Poor Drivers priced off Motorways under new Two Tier Road System
Recent reports from Downing Street suggest that government officials are looking at implementing a new two tier road system, in which drivers are forced to pay higher charges for driving on motorways and A roads. An overhaul of the vehicle excise duty means that this new plan would see a radical two tier system, whereby there is a lower tier for users of small roads and a higher charge for those driving on motorways and other major routes. However, this could mean that only rich motorists will be able to use the fast routes and poorer drivers are forced onto B-roads. The new system will see all motorists paying the first charge which allows them to use local roads and A-roads, but then anyone who wishes to drive on motorways and major A-roads would then have to pay a second charge.
It is thought that this radical measure is in direct response to people purchasing more eco friendly cars that incur a much lower vehicle road tax, something that the government encouraged motorists to take up, but are now regretting, as the Treasury now faces a budget shortfall caused by families switching to these types of cars. A senior Government source confirmed the two-tier idea was one of a number of proposals to reform the vehicle excise duty regime, which raises £6billion a year. However, the AA warned that a two-tier duty system could see motorways become the preserve of wealthier motorists. Spokesman Paul Watters said: “We don’t want a first- and second-class system on the roads. There would certainly be more traffic, and, if enough traffic diverted, it would stick out like a sore thumb. It will lead to slower journeys and more congestion. It will also be an extra nuisance to towns and villages and increase the risk of accidents as A roads become too busy.”
With the government already hammering motorists with the highest fuel prices in Europe, this news is going to be particularly hard to swallow, especially in these supposed times of austerity and it could even force some motorists off the roads entirely. Stephen Glaister, director of the RAC Foundation, said reforming road tax could be acceptable if it led to better journeys for motorists. “Ministers would go a long way to restoring trust among drivers if the proceeds were ring-fenced and ploughed back into road provision,” he added. And if you think you can get away with not paying but still using the main roads then think again, as Big Brother will definitely be watching you! New technology such as automatic number plate recognition – similar to the London congestion charge system, will catch out anyone who has not paid.

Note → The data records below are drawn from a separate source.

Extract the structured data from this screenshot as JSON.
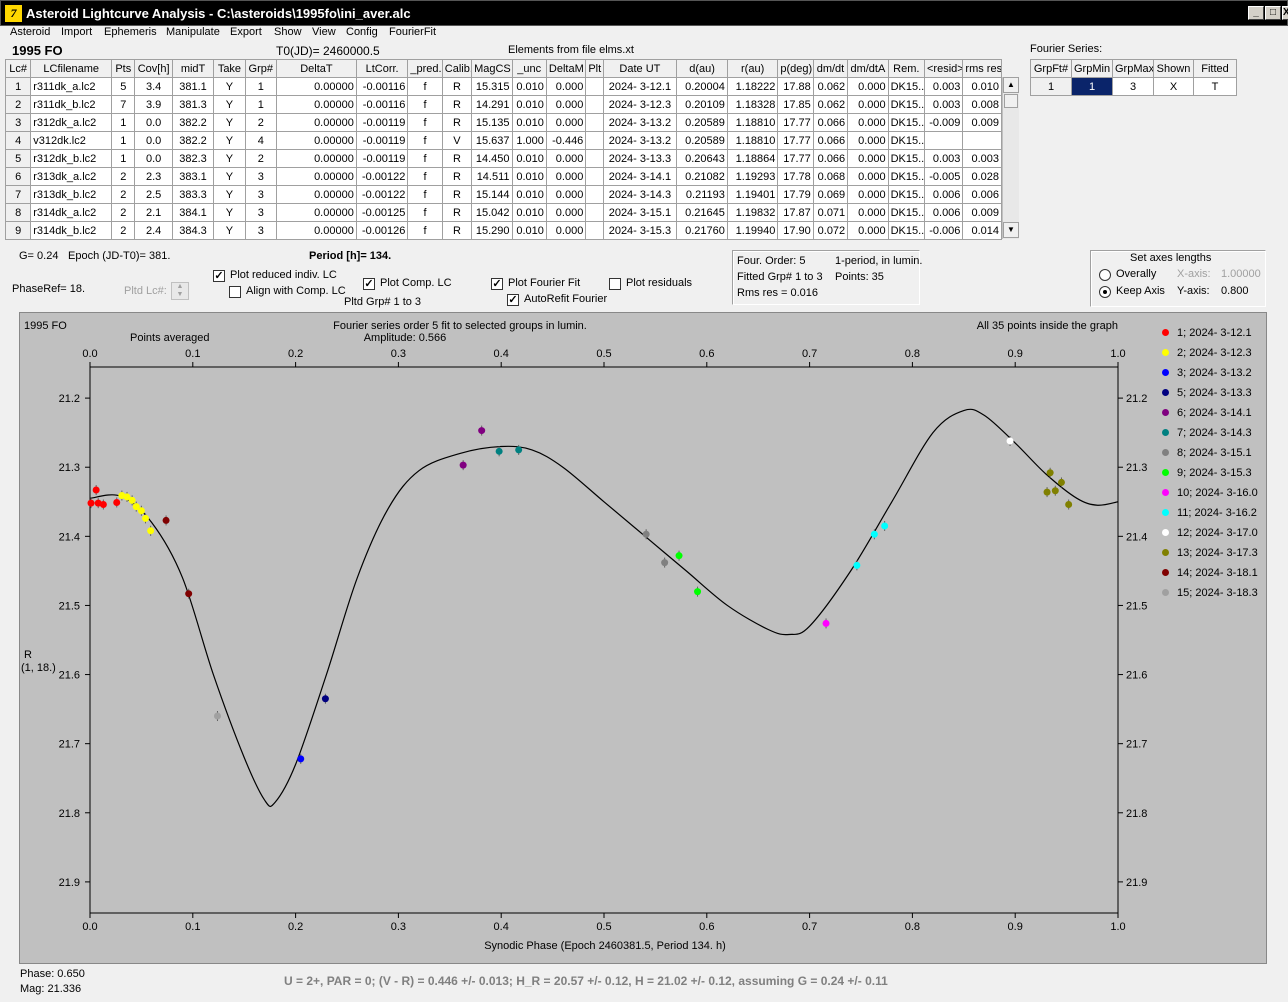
{
  "window": {
    "title": "Asteroid Lightcurve Analysis - C:\\asteroids\\1995fo\\ini_aver.alc",
    "min": "_",
    "max": "□",
    "close": "X"
  },
  "menu": [
    "Asteroid",
    "Import",
    "Ephemeris",
    "Manipulate",
    "Export",
    "Show",
    "View",
    "Config",
    "FourierFit"
  ],
  "header": {
    "object": "1995 FO",
    "t0": "T0(JD)= 2460000.5",
    "elements": "Elements from file elms.xt",
    "fourier_label": "Fourier Series:"
  },
  "table": {
    "columns": [
      "Lc#",
      "LCfilename",
      "Pts",
      "Cov[h]",
      "midT",
      "Take",
      "Grp#",
      "DeltaT",
      "LtCorr.",
      "_pred.",
      "Calib.",
      "MagCS",
      "_unc",
      "DeltaM",
      "Plt",
      "Date UT",
      "d(au)",
      "r(au)",
      "p(deg)",
      "dm/dt",
      "dm/dtA",
      "Rem.",
      "<resid>",
      "rms res"
    ],
    "rows": [
      [
        "1",
        "r311dk_a.lc2",
        "5",
        "3.4",
        "381.1",
        "Y",
        "1",
        "0.00000",
        "-0.00116",
        "f",
        "R",
        "15.315",
        "0.010",
        "0.000",
        "",
        "2024- 3-12.1",
        "0.20004",
        "1.18222",
        "17.88",
        "0.062",
        "0.000",
        "DK15..",
        "0.003",
        "0.010"
      ],
      [
        "2",
        "r311dk_b.lc2",
        "7",
        "3.9",
        "381.3",
        "Y",
        "1",
        "0.00000",
        "-0.00116",
        "f",
        "R",
        "14.291",
        "0.010",
        "0.000",
        "",
        "2024- 3-12.3",
        "0.20109",
        "1.18328",
        "17.85",
        "0.062",
        "0.000",
        "DK15..",
        "0.003",
        "0.008"
      ],
      [
        "3",
        "r312dk_a.lc2",
        "1",
        "0.0",
        "382.2",
        "Y",
        "2",
        "0.00000",
        "-0.00119",
        "f",
        "R",
        "15.135",
        "0.010",
        "0.000",
        "",
        "2024- 3-13.2",
        "0.20589",
        "1.18810",
        "17.77",
        "0.066",
        "0.000",
        "DK15..",
        "-0.009",
        "0.009"
      ],
      [
        "4",
        "v312dk.lc2",
        "1",
        "0.0",
        "382.2",
        "Y",
        "4",
        "0.00000",
        "-0.00119",
        "f",
        "V",
        "15.637",
        "1.000",
        "-0.446",
        "",
        "2024- 3-13.2",
        "0.20589",
        "1.18810",
        "17.77",
        "0.066",
        "0.000",
        "DK15..",
        "",
        ""
      ],
      [
        "5",
        "r312dk_b.lc2",
        "1",
        "0.0",
        "382.3",
        "Y",
        "2",
        "0.00000",
        "-0.00119",
        "f",
        "R",
        "14.450",
        "0.010",
        "0.000",
        "",
        "2024- 3-13.3",
        "0.20643",
        "1.18864",
        "17.77",
        "0.066",
        "0.000",
        "DK15..",
        "0.003",
        "0.003"
      ],
      [
        "6",
        "r313dk_a.lc2",
        "2",
        "2.3",
        "383.1",
        "Y",
        "3",
        "0.00000",
        "-0.00122",
        "f",
        "R",
        "14.511",
        "0.010",
        "0.000",
        "",
        "2024- 3-14.1",
        "0.21082",
        "1.19293",
        "17.78",
        "0.068",
        "0.000",
        "DK15..",
        "-0.005",
        "0.028"
      ],
      [
        "7",
        "r313dk_b.lc2",
        "2",
        "2.5",
        "383.3",
        "Y",
        "3",
        "0.00000",
        "-0.00122",
        "f",
        "R",
        "15.144",
        "0.010",
        "0.000",
        "",
        "2024- 3-14.3",
        "0.21193",
        "1.19401",
        "17.79",
        "0.069",
        "0.000",
        "DK15..",
        "0.006",
        "0.006"
      ],
      [
        "8",
        "r314dk_a.lc2",
        "2",
        "2.1",
        "384.1",
        "Y",
        "3",
        "0.00000",
        "-0.00125",
        "f",
        "R",
        "15.042",
        "0.010",
        "0.000",
        "",
        "2024- 3-15.1",
        "0.21645",
        "1.19832",
        "17.87",
        "0.071",
        "0.000",
        "DK15..",
        "0.006",
        "0.009"
      ],
      [
        "9",
        "r314dk_b.lc2",
        "2",
        "2.4",
        "384.3",
        "Y",
        "3",
        "0.00000",
        "-0.00126",
        "f",
        "R",
        "15.290",
        "0.010",
        "0.000",
        "",
        "2024- 3-15.3",
        "0.21760",
        "1.19940",
        "17.90",
        "0.072",
        "0.000",
        "DK15..",
        "-0.006",
        "0.014"
      ]
    ]
  },
  "fourier_table": {
    "columns": [
      "GrpFt#",
      "GrpMin",
      "GrpMax",
      "Shown",
      "Fitted"
    ],
    "row": [
      "1",
      "1",
      "3",
      "X",
      "T"
    ]
  },
  "info": {
    "g": "G= 0.24",
    "epoch": "Epoch (JD-T0)= 381.",
    "period": "Period [h]= 134.",
    "phaseref": "PhaseRef= 18.",
    "pltd_lc": "Pltd Lc#:",
    "pltd_grp": "Pltd Grp#  1   to   3"
  },
  "checks": {
    "plot_reduced": "Plot reduced indiv. LC",
    "align": "Align with Comp. LC",
    "plot_comp": "Plot Comp. LC",
    "plot_fourier": "Plot Fourier Fit",
    "autorefit": "AutoRefit Fourier",
    "plot_resid": "Plot residuals"
  },
  "fourier_info": {
    "order": "Four. Order:  5",
    "period_mode": "1-period, in lumin.",
    "fitted": "Fitted Grp# 1 to 3",
    "points": "Points: 35",
    "rms": "Rms res     = 0.016"
  },
  "axes_panel": {
    "title": "Set axes lengths",
    "overally": "Overally",
    "keep": "Keep Axis",
    "xaxis_label": "X-axis:",
    "xaxis_val": "1.00000",
    "yaxis_label": "Y-axis:",
    "yaxis_val": "0.800"
  },
  "status": {
    "phase": "Phase:  0.650",
    "mag": "Mag:    21.336",
    "formula": "U = 2+, PAR = 0; (V - R) = 0.446 +/- 0.013; H_R = 20.57 +/- 0.12, H = 21.02 +/- 0.12, assuming G = 0.24 +/- 0.11"
  },
  "chart_data": {
    "type": "scatter",
    "title": "1995 FO",
    "subtitle": "Fourier series order 5 fit to selected groups in lumin.",
    "subtitle2": "Amplitude: 0.566",
    "note_left": "Points averaged",
    "note_right": "All 35 points inside the graph",
    "xlabel": "Synodic Phase (Epoch 2460381.5, Period 134. h)",
    "ylabel": "R",
    "ylabel2": "(1, 18.)",
    "xlim": [
      0,
      1
    ],
    "ylim": [
      21.9,
      21.1
    ],
    "xticks": [
      "0.0",
      "0.1",
      "0.2",
      "0.3",
      "0.4",
      "0.5",
      "0.6",
      "0.7",
      "0.8",
      "0.9",
      "1.0"
    ],
    "yticks": [
      "21.2",
      "21.3",
      "21.4",
      "21.5",
      "21.6",
      "21.7",
      "21.8",
      "21.9"
    ],
    "series": [
      {
        "name": "1; 2024- 3-12.1",
        "color": "#ff0000",
        "points": [
          [
            0.001,
            21.352
          ],
          [
            0.006,
            21.333
          ],
          [
            0.008,
            21.352
          ],
          [
            0.013,
            21.354
          ],
          [
            0.026,
            21.351
          ]
        ]
      },
      {
        "name": "2; 2024- 3-12.3",
        "color": "#ffff00",
        "points": [
          [
            0.031,
            21.341
          ],
          [
            0.036,
            21.343
          ],
          [
            0.041,
            21.348
          ],
          [
            0.045,
            21.357
          ],
          [
            0.05,
            21.363
          ],
          [
            0.054,
            21.374
          ],
          [
            0.059,
            21.392
          ]
        ]
      },
      {
        "name": "3; 2024- 3-13.2",
        "color": "#0000ff",
        "points": [
          [
            0.205,
            21.722
          ]
        ]
      },
      {
        "name": "5; 2024- 3-13.3",
        "color": "#000080",
        "points": [
          [
            0.229,
            21.635
          ]
        ]
      },
      {
        "name": "6; 2024- 3-14.1",
        "color": "#800080",
        "points": [
          [
            0.363,
            21.297
          ],
          [
            0.381,
            21.247
          ]
        ]
      },
      {
        "name": "7; 2024- 3-14.3",
        "color": "#008080",
        "points": [
          [
            0.398,
            21.277
          ],
          [
            0.417,
            21.275
          ]
        ]
      },
      {
        "name": "8; 2024- 3-15.1",
        "color": "#808080",
        "points": [
          [
            0.541,
            21.397
          ],
          [
            0.559,
            21.438
          ]
        ]
      },
      {
        "name": "9; 2024- 3-15.3",
        "color": "#00ff00",
        "points": [
          [
            0.573,
            21.428
          ],
          [
            0.591,
            21.48
          ]
        ]
      },
      {
        "name": "10; 2024- 3-16.0",
        "color": "#ff00ff",
        "points": [
          [
            0.716,
            21.526
          ]
        ]
      },
      {
        "name": "11; 2024- 3-16.2",
        "color": "#00ffff",
        "points": [
          [
            0.746,
            21.442
          ],
          [
            0.763,
            21.397
          ],
          [
            0.773,
            21.385
          ]
        ]
      },
      {
        "name": "12; 2024- 3-17.0",
        "color": "#ffffff",
        "points": [
          [
            0.895,
            21.262
          ]
        ]
      },
      {
        "name": "13; 2024- 3-17.3",
        "color": "#808000",
        "points": [
          [
            0.931,
            21.336
          ],
          [
            0.934,
            21.308
          ],
          [
            0.939,
            21.334
          ],
          [
            0.945,
            21.322
          ],
          [
            0.952,
            21.354
          ]
        ]
      },
      {
        "name": "14; 2024- 3-18.1",
        "color": "#800000",
        "points": [
          [
            0.074,
            21.377
          ],
          [
            0.096,
            21.483
          ]
        ]
      },
      {
        "name": "15; 2024- 3-18.3",
        "color": "#a0a0a0",
        "points": [
          [
            0.124,
            21.66
          ]
        ]
      }
    ],
    "fit_curve": [
      [
        0.0,
        21.345
      ],
      [
        0.03,
        21.342
      ],
      [
        0.06,
        21.38
      ],
      [
        0.09,
        21.46
      ],
      [
        0.12,
        21.6
      ],
      [
        0.15,
        21.72
      ],
      [
        0.17,
        21.782
      ],
      [
        0.18,
        21.785
      ],
      [
        0.2,
        21.73
      ],
      [
        0.23,
        21.6
      ],
      [
        0.26,
        21.46
      ],
      [
        0.29,
        21.36
      ],
      [
        0.32,
        21.305
      ],
      [
        0.36,
        21.28
      ],
      [
        0.4,
        21.27
      ],
      [
        0.43,
        21.275
      ],
      [
        0.46,
        21.3
      ],
      [
        0.5,
        21.35
      ],
      [
        0.54,
        21.4
      ],
      [
        0.58,
        21.45
      ],
      [
        0.62,
        21.5
      ],
      [
        0.66,
        21.535
      ],
      [
        0.68,
        21.542
      ],
      [
        0.7,
        21.53
      ],
      [
        0.74,
        21.45
      ],
      [
        0.78,
        21.35
      ],
      [
        0.82,
        21.25
      ],
      [
        0.85,
        21.218
      ],
      [
        0.87,
        21.225
      ],
      [
        0.9,
        21.265
      ],
      [
        0.93,
        21.31
      ],
      [
        0.96,
        21.345
      ],
      [
        0.98,
        21.355
      ],
      [
        1.0,
        21.35
      ]
    ]
  }
}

So how much do we think we will be paying under such a new scheme? A report from the Institute for Economic Affairs, published today, suggests tolls would be as little as 6p a mile on a new motorway. Dr Richard Wellings, head of transport at the IEA, said: “For too long British drivers have had to pay over the odds for a road network that is simply not up to scratch. It is lamentable that this vital area of infrastructure has been neglected by government after government. Denationalising the network would ensure British motorists had better roads to drive on. It would also be much cheaper and mean an end to the enormous burden of motoring taxes like fuel duty.” A spokesman for the Department for Transport said: “The Government has made clear it will not implement tolls on existing road capacity and has no plans to replace existing motoring taxes with pay-as-you-go road charging.” He said the roads review was looking at increasing capacity and boosting economic growth.
Meanwhile, judging from the response from the general public to this news, people are definitely not in favour!